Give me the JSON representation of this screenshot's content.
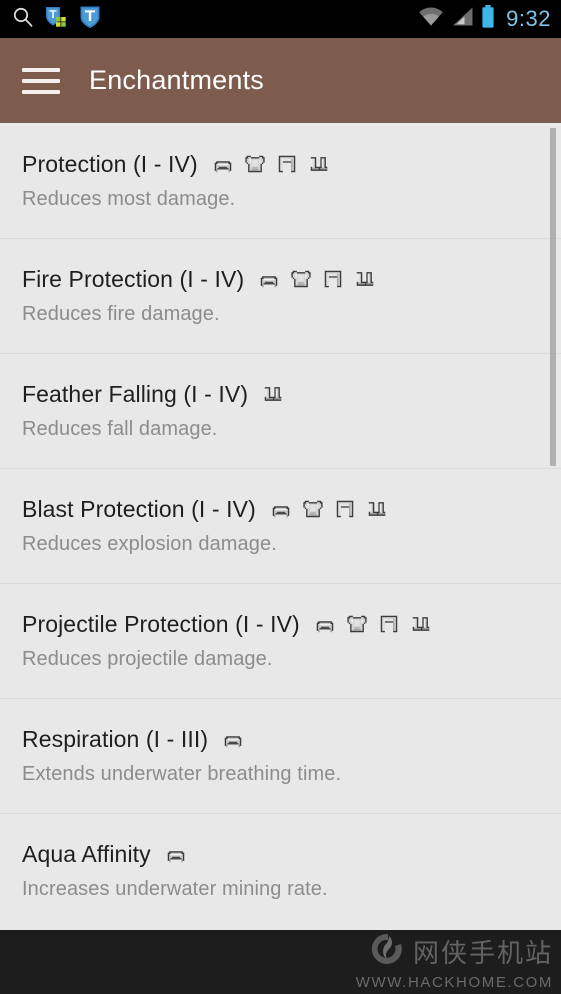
{
  "statusbar": {
    "time": "9:32",
    "left_icons": [
      "search-icon",
      "security-shield-apps-icon",
      "security-shield-icon"
    ],
    "right_icons": [
      "wifi-icon",
      "cellular-signal-icon",
      "battery-icon"
    ],
    "battery_color": "#3fb6e8",
    "clock_color": "#7fc4e8",
    "background": "#000000"
  },
  "actionbar": {
    "title": "Enchantments",
    "menu_icon": "hamburger-menu-icon",
    "background": "#7d5c4e",
    "text_color": "#ffffff"
  },
  "list": {
    "background": "#e8e8e8",
    "items": [
      {
        "title": "Protection (I - IV)",
        "description": "Reduces most damage.",
        "icons": [
          "helmet",
          "chestplate",
          "leggings",
          "boots"
        ]
      },
      {
        "title": "Fire Protection (I - IV)",
        "description": "Reduces fire damage.",
        "icons": [
          "helmet",
          "chestplate",
          "leggings",
          "boots"
        ]
      },
      {
        "title": "Feather Falling (I - IV)",
        "description": "Reduces fall damage.",
        "icons": [
          "boots"
        ]
      },
      {
        "title": "Blast Protection (I - IV)",
        "description": "Reduces explosion damage.",
        "icons": [
          "helmet",
          "chestplate",
          "leggings",
          "boots"
        ]
      },
      {
        "title": "Projectile Protection (I - IV)",
        "description": "Reduces projectile damage.",
        "icons": [
          "helmet",
          "chestplate",
          "leggings",
          "boots"
        ]
      },
      {
        "title": "Respiration (I - III)",
        "description": "Extends underwater breathing time.",
        "icons": [
          "helmet"
        ]
      },
      {
        "title": "Aqua Affinity",
        "description": "Increases underwater mining rate.",
        "icons": [
          "helmet"
        ]
      }
    ]
  },
  "scrollbar": {
    "name": "vertical-scrollbar"
  },
  "navbar": {
    "background": "#1d1d1d",
    "watermark_cn": "网侠手机站",
    "watermark_url": "WWW.HACKHOME.COM",
    "watermark_logo": "hackhome-logo-icon"
  }
}
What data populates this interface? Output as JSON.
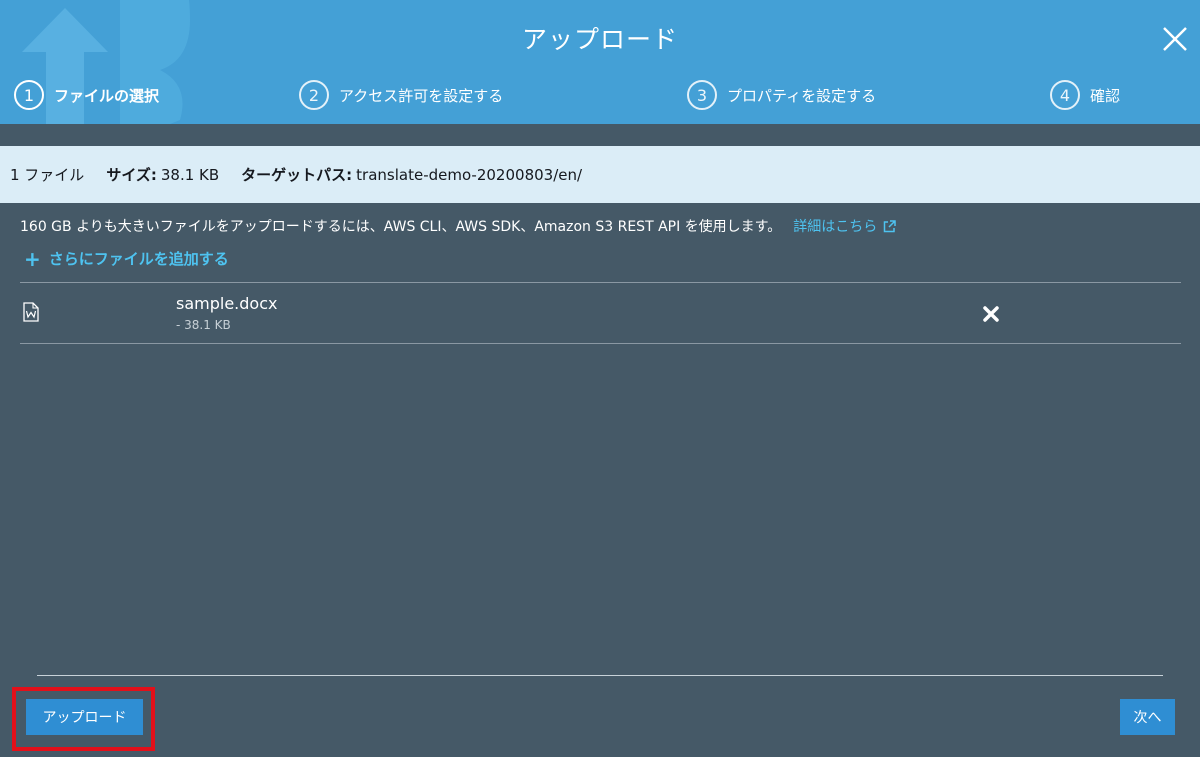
{
  "modal": {
    "title": "アップロード",
    "close_icon": "close-icon"
  },
  "steps": [
    {
      "number": "1",
      "label": "ファイルの選択",
      "active": true
    },
    {
      "number": "2",
      "label": "アクセス許可を設定する",
      "active": false
    },
    {
      "number": "3",
      "label": "プロパティを設定する",
      "active": false
    },
    {
      "number": "4",
      "label": "確認",
      "active": false
    }
  ],
  "summary": {
    "file_count": "1 ファイル",
    "size_label": "サイズ:",
    "size_value": "38.1 KB",
    "path_label": "ターゲットパス:",
    "path_value": "translate-demo-20200803/en/"
  },
  "notice": {
    "text": "160 GB よりも大きいファイルをアップロードするには、AWS CLI、AWS SDK、Amazon S3 REST API を使用します。",
    "link": "詳細はこちら",
    "link_icon": "external-link-icon"
  },
  "add_more": {
    "label": "さらにファイルを追加する",
    "icon": "plus-icon"
  },
  "files": [
    {
      "name": "sample.docx",
      "size": "- 38.1 KB",
      "icon": "word-document-icon",
      "remove_icon": "remove-icon"
    }
  ],
  "footer": {
    "upload_label": "アップロード",
    "next_label": "次へ"
  },
  "colors": {
    "header": "#44a0d6",
    "body": "#455967",
    "infobar": "#dbedf7",
    "link": "#4ec3f0",
    "button": "#2f8ed3",
    "highlight": "#e3101a"
  }
}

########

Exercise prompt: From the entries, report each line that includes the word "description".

Exercise output:
        "description": "Reduces most damage.",
        "description": "Reduces fire damage.",
        "description": "Reduces fall damage.",
        "description": "Reduces explosion damage.",
        "description": "Reduces projectile damage.",
        "description": "Extends underwater breathing time.",
        "description": "Increases underwater mining rate.",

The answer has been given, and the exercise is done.